**** Dataset excerpts

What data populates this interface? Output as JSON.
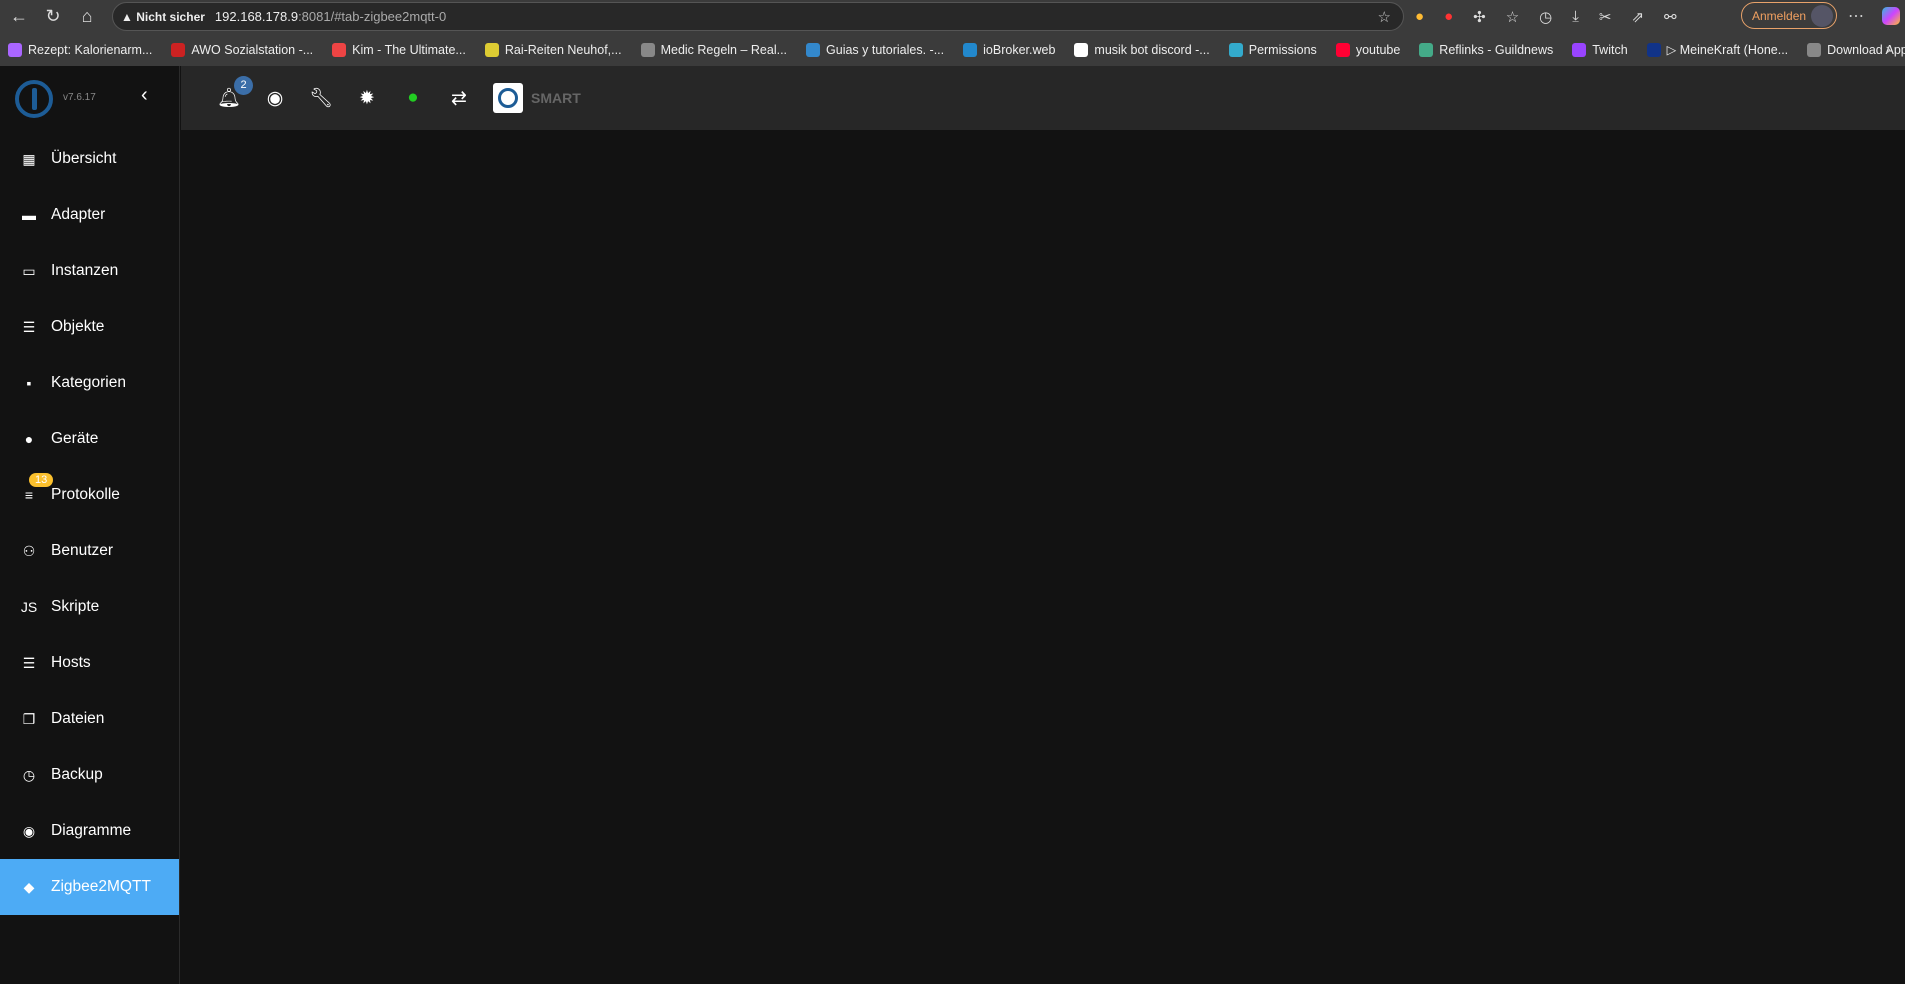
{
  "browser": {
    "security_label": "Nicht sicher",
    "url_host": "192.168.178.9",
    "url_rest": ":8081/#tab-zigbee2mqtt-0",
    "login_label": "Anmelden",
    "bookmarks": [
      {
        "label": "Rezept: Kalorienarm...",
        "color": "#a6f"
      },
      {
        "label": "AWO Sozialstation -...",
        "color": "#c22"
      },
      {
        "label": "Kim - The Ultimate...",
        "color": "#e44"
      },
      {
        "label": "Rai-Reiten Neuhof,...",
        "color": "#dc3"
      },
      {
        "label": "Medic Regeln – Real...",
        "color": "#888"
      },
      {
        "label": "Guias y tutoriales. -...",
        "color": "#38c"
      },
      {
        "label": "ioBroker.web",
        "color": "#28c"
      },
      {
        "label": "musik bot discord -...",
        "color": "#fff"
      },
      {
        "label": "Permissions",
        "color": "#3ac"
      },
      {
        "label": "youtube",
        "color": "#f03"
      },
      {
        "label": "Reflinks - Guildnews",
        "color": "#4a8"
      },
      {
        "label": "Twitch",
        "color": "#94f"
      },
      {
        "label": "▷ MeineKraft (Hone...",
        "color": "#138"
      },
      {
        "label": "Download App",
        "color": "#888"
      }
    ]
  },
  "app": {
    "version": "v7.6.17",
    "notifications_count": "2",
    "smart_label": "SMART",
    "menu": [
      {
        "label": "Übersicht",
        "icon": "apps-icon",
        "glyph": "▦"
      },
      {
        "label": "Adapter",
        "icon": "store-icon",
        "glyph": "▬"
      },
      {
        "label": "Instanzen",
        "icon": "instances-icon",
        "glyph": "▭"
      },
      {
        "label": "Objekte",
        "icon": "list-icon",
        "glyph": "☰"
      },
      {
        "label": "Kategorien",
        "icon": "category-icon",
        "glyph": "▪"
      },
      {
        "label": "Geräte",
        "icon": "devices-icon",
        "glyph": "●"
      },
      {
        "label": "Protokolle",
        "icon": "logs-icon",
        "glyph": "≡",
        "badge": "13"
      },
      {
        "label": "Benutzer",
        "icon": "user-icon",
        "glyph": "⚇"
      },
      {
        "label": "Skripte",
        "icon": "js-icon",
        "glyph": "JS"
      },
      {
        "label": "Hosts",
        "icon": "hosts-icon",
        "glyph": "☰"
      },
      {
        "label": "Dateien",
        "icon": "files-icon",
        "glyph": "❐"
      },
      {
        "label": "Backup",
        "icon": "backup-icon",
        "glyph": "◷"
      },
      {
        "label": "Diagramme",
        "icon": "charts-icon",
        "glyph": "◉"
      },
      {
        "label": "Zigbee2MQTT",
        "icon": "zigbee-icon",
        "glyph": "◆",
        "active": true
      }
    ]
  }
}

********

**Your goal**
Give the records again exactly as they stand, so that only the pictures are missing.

**Task answer**
What data populates this interface? Output as JSON.
{
  "browser": {
    "security_label": "Nicht sicher",
    "url_host": "192.168.178.9",
    "url_rest": ":8081/#tab-zigbee2mqtt-0",
    "login_label": "Anmelden",
    "bookmarks": [
      {
        "label": "Rezept: Kalorienarm...",
        "color": "#a6f"
      },
      {
        "label": "AWO Sozialstation -...",
        "color": "#c22"
      },
      {
        "label": "Kim - The Ultimate...",
        "color": "#e44"
      },
      {
        "label": "Rai-Reiten Neuhof,...",
        "color": "#dc3"
      },
      {
        "label": "Medic Regeln – Real...",
        "color": "#888"
      },
      {
        "label": "Guias y tutoriales. -...",
        "color": "#38c"
      },
      {
        "label": "ioBroker.web",
        "color": "#28c"
      },
      {
        "label": "musik bot discord -...",
        "color": "#fff"
      },
      {
        "label": "Permissions",
        "color": "#3ac"
      },
      {
        "label": "youtube",
        "color": "#f03"
      },
      {
        "label": "Reflinks - Guildnews",
        "color": "#4a8"
      },
      {
        "label": "Twitch",
        "color": "#94f"
      },
      {
        "label": "▷ MeineKraft (Hone...",
        "color": "#138"
      },
      {
        "label": "Download App",
        "color": "#888"
      }
    ]
  },
  "app": {
    "version": "v7.6.17",
    "notifications_count": "2",
    "smart_label": "SMART",
    "menu": [
      {
        "label": "Übersicht",
        "icon": "apps-icon",
        "glyph": "▦"
      },
      {
        "label": "Adapter",
        "icon": "store-icon",
        "glyph": "▬"
      },
      {
        "label": "Instanzen",
        "icon": "instances-icon",
        "glyph": "▭"
      },
      {
        "label": "Objekte",
        "icon": "list-icon",
        "glyph": "☰"
      },
      {
        "label": "Kategorien",
        "icon": "category-icon",
        "glyph": "▪"
      },
      {
        "label": "Geräte",
        "icon": "devices-icon",
        "glyph": "●"
      },
      {
        "label": "Protokolle",
        "icon": "logs-icon",
        "glyph": "≡",
        "badge": "13"
      },
      {
        "label": "Benutzer",
        "icon": "user-icon",
        "glyph": "⚇"
      },
      {
        "label": "Skripte",
        "icon": "js-icon",
        "glyph": "JS"
      },
      {
        "label": "Hosts",
        "icon": "hosts-icon",
        "glyph": "☰"
      },
      {
        "label": "Dateien",
        "icon": "files-icon",
        "glyph": "❐"
      },
      {
        "label": "Backup",
        "icon": "backup-icon",
        "glyph": "◷"
      },
      {
        "label": "Diagramme",
        "icon": "charts-icon",
        "glyph": "◉"
      },
      {
        "label": "Zigbee2MQTT",
        "icon": "zigbee-icon",
        "glyph": "◆",
        "active": true
      }
    ]
  }
}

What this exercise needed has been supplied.